Hailing all the way from Vilnius, Lithuania, Indre Bankauskaite is a freelance artist who illustrates under the pseudonym Freeminds. Her work – which, depending on her various styles, can be as whimsical as it is edgy – is often influenced by nature and the world around her. Featured in her brand new Threadless Artist Shop, Indre’s illustrations are now available in an entirely new way; as t-shirts, wall art, and phone cases. Read on to learn more about Indre, and check out her Artist Shop here!
Hi, Indre! Welcome to Threadless Artist Shops. Why don’t you tell us a little bit about yourself?
Hi! I’m a 27-year-old freelance artist, currently living in Vilnius, Lithuania.
What’s your earliest memory of being introduced to art?
I’ve been drawing since I can remember, but one of my earliest memory is from kindergarten, where I used to draw hedgehogs. They were kind of my “specialty”.
Did you always plan to make a career of it, or were you ever interested in pursuing other paths?
When I was 7, I thought I would be an architect, because my aunt was and I thought it was cool. As a teenager, I was fascinated by photography. However, I ended up as an illustrator instead.
Where do you look to find inspiration for your work, and what artists do you find influential?
The internet mostly, as well as other artists, anime, movies, and sometimes books. I find James Jean’s work intriguing, especially the paintings he did for Prada. I also love Lauren D. Austin’s painting style, and the work she has done for the Blizzard.
How would you describe your aesthetic?
I don’t think I have a specific one; usually I experiment with different styles.
Nature seems to be a strong theme in your work. Why do you find yourself gravitating toward this concept?
Nature is my comfort zone. I would love to draw cities, robots, and more man-made stuff, but I’m too intimidated by them.
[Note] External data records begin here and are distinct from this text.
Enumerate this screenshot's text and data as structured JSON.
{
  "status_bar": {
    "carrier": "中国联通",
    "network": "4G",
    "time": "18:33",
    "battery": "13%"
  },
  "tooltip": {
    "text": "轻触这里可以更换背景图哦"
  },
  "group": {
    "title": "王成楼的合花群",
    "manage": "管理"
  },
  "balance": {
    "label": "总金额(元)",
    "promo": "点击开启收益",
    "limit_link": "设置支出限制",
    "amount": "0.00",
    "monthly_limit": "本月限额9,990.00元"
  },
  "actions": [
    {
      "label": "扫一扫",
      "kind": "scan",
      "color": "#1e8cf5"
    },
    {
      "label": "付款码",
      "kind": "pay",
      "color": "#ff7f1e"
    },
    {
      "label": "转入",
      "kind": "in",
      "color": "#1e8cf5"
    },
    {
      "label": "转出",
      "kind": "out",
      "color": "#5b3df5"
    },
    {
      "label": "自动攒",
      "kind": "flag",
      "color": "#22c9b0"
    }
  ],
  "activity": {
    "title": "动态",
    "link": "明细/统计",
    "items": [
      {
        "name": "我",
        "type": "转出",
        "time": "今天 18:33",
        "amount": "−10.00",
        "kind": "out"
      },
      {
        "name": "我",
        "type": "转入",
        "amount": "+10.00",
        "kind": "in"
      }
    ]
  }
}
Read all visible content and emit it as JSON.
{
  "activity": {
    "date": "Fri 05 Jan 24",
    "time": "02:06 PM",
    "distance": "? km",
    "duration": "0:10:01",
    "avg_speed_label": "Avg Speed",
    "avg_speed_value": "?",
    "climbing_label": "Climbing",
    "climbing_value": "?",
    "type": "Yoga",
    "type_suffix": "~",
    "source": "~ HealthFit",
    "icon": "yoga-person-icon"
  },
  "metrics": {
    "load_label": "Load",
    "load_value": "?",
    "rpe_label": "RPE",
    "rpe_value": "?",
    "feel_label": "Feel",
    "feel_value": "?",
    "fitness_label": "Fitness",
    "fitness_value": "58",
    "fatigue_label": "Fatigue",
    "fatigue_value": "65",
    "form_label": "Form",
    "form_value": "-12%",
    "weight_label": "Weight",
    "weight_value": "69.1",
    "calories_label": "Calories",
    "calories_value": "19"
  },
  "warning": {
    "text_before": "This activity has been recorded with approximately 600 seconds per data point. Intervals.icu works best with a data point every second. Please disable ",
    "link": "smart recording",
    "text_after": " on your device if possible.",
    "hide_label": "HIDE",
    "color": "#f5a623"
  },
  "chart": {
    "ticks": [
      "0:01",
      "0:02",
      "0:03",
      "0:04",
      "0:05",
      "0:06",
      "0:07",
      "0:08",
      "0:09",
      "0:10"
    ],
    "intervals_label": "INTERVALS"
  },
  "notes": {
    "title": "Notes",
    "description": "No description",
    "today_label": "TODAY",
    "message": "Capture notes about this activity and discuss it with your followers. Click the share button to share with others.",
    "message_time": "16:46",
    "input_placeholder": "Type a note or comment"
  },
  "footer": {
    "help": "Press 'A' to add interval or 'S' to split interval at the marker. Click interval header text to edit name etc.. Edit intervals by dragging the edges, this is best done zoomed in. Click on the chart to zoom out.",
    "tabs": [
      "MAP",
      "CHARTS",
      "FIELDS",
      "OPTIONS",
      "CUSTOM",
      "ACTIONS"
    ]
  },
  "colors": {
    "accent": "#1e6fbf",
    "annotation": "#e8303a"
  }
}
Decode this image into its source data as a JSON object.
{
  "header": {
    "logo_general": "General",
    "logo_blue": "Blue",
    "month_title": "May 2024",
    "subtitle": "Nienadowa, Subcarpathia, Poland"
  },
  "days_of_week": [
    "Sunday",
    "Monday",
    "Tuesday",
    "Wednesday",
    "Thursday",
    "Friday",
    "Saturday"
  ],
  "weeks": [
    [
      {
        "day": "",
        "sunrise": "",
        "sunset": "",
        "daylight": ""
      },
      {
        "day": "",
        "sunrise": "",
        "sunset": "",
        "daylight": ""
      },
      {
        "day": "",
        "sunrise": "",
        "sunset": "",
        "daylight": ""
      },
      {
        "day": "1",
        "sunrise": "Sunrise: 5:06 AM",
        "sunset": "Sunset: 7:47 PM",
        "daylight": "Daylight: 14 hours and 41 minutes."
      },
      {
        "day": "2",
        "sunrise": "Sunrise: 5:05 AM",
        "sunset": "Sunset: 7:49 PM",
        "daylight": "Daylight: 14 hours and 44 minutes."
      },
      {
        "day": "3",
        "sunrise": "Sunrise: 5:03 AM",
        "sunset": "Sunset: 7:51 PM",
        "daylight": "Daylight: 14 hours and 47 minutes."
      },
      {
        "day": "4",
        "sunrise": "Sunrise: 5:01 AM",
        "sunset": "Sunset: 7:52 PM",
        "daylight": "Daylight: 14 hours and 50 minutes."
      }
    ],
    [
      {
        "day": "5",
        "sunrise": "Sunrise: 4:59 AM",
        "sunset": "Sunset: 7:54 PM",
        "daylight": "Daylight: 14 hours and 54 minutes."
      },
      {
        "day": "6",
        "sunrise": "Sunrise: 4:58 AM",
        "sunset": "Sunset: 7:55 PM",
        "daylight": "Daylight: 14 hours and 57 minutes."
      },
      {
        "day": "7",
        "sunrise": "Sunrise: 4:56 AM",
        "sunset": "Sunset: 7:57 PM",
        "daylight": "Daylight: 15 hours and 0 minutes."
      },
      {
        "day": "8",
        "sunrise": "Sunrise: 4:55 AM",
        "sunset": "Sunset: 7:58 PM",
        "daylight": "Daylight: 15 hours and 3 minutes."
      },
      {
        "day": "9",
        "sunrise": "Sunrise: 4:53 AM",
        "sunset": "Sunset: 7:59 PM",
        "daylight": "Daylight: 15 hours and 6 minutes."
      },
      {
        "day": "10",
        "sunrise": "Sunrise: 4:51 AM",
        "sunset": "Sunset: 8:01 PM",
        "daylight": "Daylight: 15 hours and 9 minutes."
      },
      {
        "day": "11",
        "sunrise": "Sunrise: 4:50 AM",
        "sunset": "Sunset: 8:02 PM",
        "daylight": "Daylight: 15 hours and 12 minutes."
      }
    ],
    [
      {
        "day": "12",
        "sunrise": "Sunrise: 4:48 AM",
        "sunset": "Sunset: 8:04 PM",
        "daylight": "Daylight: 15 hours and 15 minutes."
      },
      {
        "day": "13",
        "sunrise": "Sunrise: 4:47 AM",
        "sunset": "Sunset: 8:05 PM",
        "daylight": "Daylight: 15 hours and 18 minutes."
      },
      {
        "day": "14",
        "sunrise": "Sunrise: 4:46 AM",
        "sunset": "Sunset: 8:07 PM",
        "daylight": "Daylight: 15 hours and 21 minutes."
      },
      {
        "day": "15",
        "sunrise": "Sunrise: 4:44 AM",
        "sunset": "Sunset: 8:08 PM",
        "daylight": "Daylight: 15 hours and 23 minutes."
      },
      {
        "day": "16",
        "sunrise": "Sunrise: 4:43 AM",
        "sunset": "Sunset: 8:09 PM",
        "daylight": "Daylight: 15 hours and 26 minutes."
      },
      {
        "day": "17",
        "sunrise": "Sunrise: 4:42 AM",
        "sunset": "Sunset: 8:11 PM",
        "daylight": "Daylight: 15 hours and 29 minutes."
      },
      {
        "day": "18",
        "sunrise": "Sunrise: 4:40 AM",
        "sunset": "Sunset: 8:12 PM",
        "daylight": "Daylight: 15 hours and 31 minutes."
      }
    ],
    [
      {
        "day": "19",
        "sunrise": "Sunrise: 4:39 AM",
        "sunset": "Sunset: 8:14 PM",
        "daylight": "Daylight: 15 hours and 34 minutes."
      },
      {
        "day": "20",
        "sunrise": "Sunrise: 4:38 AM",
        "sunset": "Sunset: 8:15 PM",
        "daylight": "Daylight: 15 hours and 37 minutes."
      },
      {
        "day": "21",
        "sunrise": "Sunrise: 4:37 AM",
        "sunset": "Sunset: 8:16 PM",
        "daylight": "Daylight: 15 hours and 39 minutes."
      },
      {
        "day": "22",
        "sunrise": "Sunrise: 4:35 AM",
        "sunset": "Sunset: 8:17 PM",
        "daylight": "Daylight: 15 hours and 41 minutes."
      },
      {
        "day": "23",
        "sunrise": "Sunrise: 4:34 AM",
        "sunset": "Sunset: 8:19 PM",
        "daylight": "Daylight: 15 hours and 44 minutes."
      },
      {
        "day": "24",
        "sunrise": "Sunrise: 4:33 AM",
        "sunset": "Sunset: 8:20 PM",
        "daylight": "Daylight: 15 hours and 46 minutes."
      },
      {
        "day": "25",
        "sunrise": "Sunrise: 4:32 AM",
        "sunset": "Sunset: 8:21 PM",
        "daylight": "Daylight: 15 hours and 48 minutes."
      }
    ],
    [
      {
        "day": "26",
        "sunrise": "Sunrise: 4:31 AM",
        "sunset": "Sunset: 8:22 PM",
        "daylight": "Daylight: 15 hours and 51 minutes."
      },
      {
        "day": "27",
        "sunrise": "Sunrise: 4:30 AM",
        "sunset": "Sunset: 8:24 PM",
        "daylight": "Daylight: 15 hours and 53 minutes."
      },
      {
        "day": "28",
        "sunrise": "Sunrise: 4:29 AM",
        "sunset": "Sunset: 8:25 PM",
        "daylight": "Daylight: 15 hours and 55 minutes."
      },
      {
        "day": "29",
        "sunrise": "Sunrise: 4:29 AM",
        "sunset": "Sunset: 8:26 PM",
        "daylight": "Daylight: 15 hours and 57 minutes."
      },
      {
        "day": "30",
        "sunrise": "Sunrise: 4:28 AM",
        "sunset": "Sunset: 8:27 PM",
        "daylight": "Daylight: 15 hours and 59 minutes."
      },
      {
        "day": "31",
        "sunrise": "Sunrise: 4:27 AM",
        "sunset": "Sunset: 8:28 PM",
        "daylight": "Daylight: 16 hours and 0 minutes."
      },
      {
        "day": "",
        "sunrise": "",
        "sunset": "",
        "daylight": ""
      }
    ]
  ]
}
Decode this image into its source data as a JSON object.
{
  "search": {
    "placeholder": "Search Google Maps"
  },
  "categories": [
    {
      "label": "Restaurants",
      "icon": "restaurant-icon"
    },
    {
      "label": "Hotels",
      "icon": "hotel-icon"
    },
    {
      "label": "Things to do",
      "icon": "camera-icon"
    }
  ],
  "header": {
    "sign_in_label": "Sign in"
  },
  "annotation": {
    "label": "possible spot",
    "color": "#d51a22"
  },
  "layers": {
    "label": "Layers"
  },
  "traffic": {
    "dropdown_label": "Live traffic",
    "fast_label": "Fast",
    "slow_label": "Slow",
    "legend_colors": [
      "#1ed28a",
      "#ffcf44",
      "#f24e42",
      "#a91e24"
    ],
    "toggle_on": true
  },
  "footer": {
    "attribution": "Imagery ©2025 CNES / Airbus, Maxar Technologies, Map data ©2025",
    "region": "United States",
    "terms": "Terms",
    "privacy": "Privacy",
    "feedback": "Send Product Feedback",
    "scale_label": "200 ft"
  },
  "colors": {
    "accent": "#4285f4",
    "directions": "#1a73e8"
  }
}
What types of mediums do you typically work in, and what role does color play in your art?
I work almost exclusively in digital nowadays, but if I ever feel like drawing with traditional media, it’s usually watercolors.
You also go by the pseudonym “Freeminds”. How is this name a reflection of your work?
I’ve used this pseudonym since I was a teenager, mainly because I like how it sounds. It’s also a lot easier to remember than my real name!
Why do you think a Threadless Artist Shop is a strong fit for your work?
People trust Threadless, and I would rather leave the printing to the pros and focus on drawing instead! :)
Content Manager & Writer at Threadless. Into the usual stuff like words and music and internet animals.